Fermented products, such as sauerkraut, tempeh, kombucha, kimchi, kefir, and sourdough bread, have made a remarkable comeback in our food habits in recent years, and not without reason.
A few facts about this new (old) trend!
First of all, there are several types of fermentation. The most well known in the agri-food industry are alcoholic fermentation and lactic fermentation.
How does lactic fermentation work?
For centuries, people have been using lactic fermentation to preserve all kinds of vegetables: cabbage, carrots, parsnips, beats, cucumbers, gherkins, onions, etc. Lactic fermentation is most commonly used to make cabbage into sauerkraut, but it is also used to make yogurt, kefir, and sourdough bread.
The lactic bacteria transform the sugars, essentially fructose, into lactic acid and organic acids. The lactic acid produced during fermentation also inhibits the growth of harmful bacteria. Lactic fermentation thus acts as a preservative.
The lactic and organic acids completely change the flavour of the final product compared to the initial one, giving our garlic scapes their delicious taste.
The benefits of lactic fermentation
The lactic fermentation of vegetables and our garlic scapes has many benefits:
1) It keeps the product alive and good for your health, thanks to the lactic bacteria and enzymes produced, as well as maintaining the concentration of vitamins, nutrients, and bioactive molecules of raw foods.
2) It preserves the vegetables for several years through entirely natural means without chemical additives or pasteurization.
3) It creates new flavours thanks to the lactic and organic acids produced.
A short history about Le Petit Mas fermented garlic flowers

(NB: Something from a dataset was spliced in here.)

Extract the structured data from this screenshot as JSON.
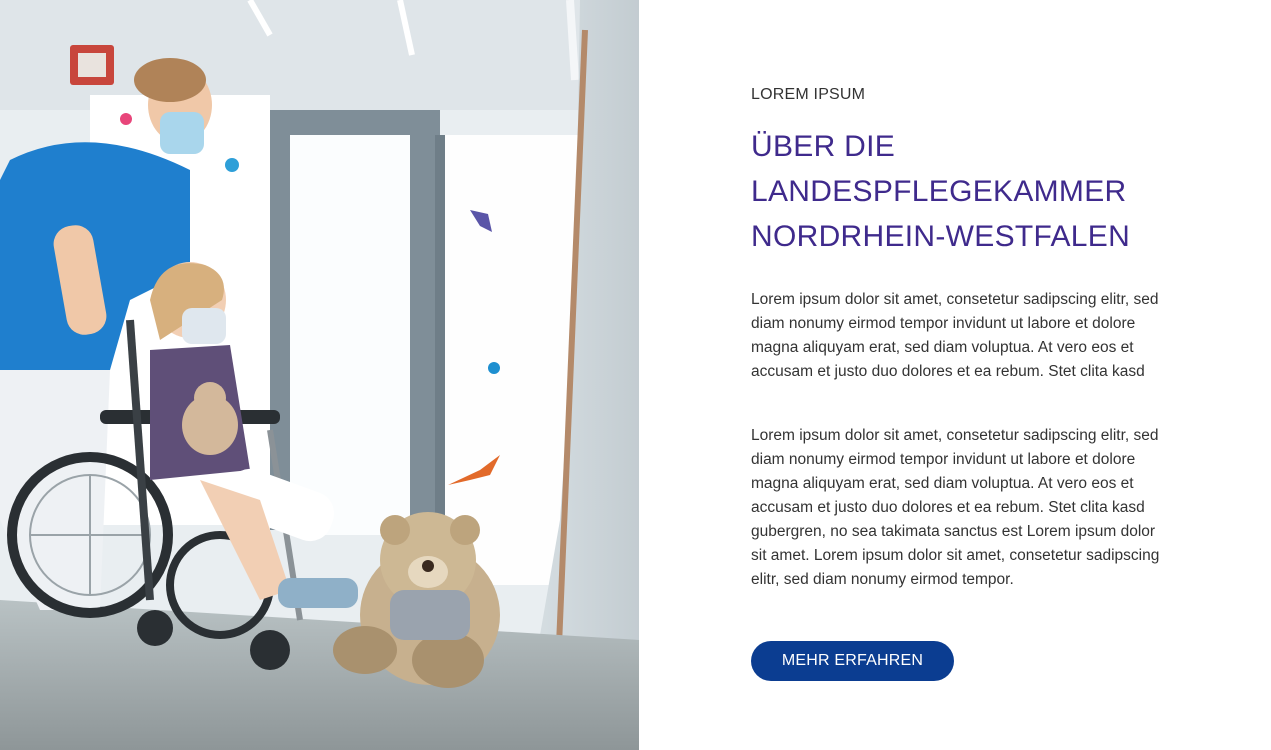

Le Petit Mas has been using lactic fermentation for its garlic scapes for 25 years. The lactic bacteria needed for fermentation are naturally present in garlic scapes. This is why, initially, a jar of garlic scapes in oil that had been forgotten in the fridge began to ferment.
Given the delicious flavour this created, Le Petit Mas immediately wanted to spread the good news. Several years of research later, Le Petit Mas created a unique and standardized transformation process and brought fermented garlic scapes to Quebec’s agri-food market.
Looking to try our fermented garlic flowers, but don’t have any on hand? Find the point of sale nearest you.
Looking to try other fermented vegetables or make some yourself? Find out about Caldwell Bio Fermentation Canada, another business in the Eastern Townships.
How does it differ from wine or beer fermentation?
There is also another type of fermentation: the alcoholic fermentation used to make beer and wine. What is the difference? In beer and wine, yeasts transform sugars into ethanol and carbon dioxide (CO2) rather than into lactic acid.
Vous aimeriez découvrir d’autres légumes fermentés ou en faire vous même? Découvrez Caldewell Bio Fermentation Canada, une autre entreprise de l’Estrie.